When it comes to tourism, Thailand has it all: hot weather, white sand beaches, turquoise waters, mountains, delicious food, ancient ruins, big cities, friendly people and beautiful girls. No wonder why Thai government soon started to promote these advantages to boost national economy and increase tourist expenditure. It introduced visa-free stay for up to 30 days for almost all foreign nationalities. For the past years, tourism has become main driving force for economy growth and Thailand has become paradise for everyone in search of sunny beaches, delicious foods, parties and sex.
Most of the tourists that choose Thailand for their travel destination, come here exclusively to have fun and experience hospitable Thai culture. They are in the land of paradise, so why not take what Thailand offers to them and have the time of their life? After all, when they return back home, they will get back to their old habits and Thailand will remain as a nice memory...
Well, there is nothing wrong with that - apart from the fact, that Thailand is not what people think it is. Beyond cheap food and clothes are indefatigable masses of people, working their asses off and hoping next tourist will buy something from them. Most of the local people have become intrusive, nosy and annoying. Their main goal has become to feed the family and get as much from the tourists as possible. Their main goal is to survive and not to marvel at the beauties of their own land - Thailand.
I was able to witness the harshness of the tourist industry in Thailand already on the first night of my arrival.
On one of my strolls around the hostel I was staying at, I stumbled upon a massage parlor, tucked away in a less busy street in Bangkok.

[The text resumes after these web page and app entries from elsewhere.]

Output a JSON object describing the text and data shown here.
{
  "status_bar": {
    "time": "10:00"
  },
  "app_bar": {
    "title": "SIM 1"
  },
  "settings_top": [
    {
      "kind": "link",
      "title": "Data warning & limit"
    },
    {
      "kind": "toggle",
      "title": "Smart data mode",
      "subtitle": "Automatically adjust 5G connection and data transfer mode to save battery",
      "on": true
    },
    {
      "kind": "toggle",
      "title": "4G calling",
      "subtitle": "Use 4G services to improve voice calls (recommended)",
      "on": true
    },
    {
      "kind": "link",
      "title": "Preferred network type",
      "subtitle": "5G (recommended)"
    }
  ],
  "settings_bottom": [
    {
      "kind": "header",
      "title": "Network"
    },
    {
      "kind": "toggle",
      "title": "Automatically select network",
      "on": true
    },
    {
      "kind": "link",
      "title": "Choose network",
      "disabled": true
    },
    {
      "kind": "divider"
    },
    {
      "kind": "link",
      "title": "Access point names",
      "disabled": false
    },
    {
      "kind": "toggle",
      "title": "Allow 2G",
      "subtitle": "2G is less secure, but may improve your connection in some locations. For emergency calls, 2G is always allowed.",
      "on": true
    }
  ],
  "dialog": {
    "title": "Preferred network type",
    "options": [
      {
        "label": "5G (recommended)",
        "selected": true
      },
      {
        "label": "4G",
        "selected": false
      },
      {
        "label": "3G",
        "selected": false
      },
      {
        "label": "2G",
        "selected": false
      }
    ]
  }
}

There was one beautiful Thai lady, sitting on a porch, observing the street and smiling to everyone. She smiled at me and invited me to take a sit next to her. This was my first evening in Bangkok and at first I hesitated to join her, as I didn't know what was her intention. You need to take into account that as a tourist in Thailand everyone would approach you and offer you his or her services or products in trade for money, so you get used of people asking you for money very soon. I slowly approached her, but as soon as we started chatting, it turned out I was completely mistaken about this girl's intention.

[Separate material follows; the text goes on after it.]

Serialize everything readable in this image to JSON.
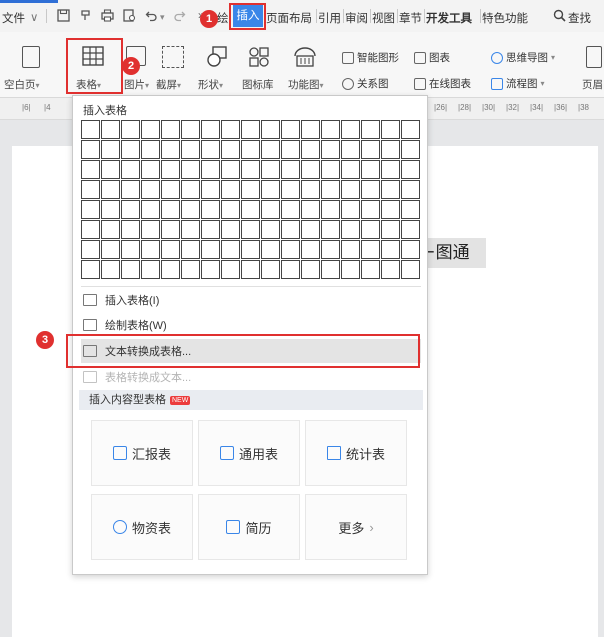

Her name was Christine and she was a masseuse. She introduced me to the massage practices at her parlor, which could be applied to any place in the country and also in Southeast Asia.
Massage prices in Bangkok are in comparison with Europe extremely cheap and affordable. There is even one saying, that you shouldn’t leave Thailand without getting a massage. Massage business must have been quite lucrative at the beginning, but with the higher influx of tourists and high-paced development, they are now swarming on every corner, making them even more unappealing.
Christine confessed that her share of the profit was 50%. The other half belongs to the owner of the parlour. With an average price per massage 150 BHT, which equals to 4€ she earns app. 70 BHT, or less than 2€. Massage business is really tough, she confessed. But that's the only thing she is good at and can make money with. Apart from that she still has to pay for accommodation and food. But that didn’t seem a very big issue for her, because Bangkok is cheap. She referred to Bangkok as a land of smiles and warned me to be cautious while travelling here. We parted with smiles and she wished me good luck.
The conversation I had with Christine is still reverberating in my head – I believe such profit shares and working conditions are the same in every business in Thailand and other Southeast Asian countries. The working staff is paid extremely low, despite the long working hours – up to 12 hours per day. From them on, every beauty parlor caught my attention. There are on every corner with more employees than clients inside. Some of them even offer free wi-fi and water to attract more clients. I couldn't help but ask myself how the hell they survive in this competitive market, among so many other massage providers?
And every time I peeked inside one of them, I saw Christine with sparkling smile and her thoughts for better future.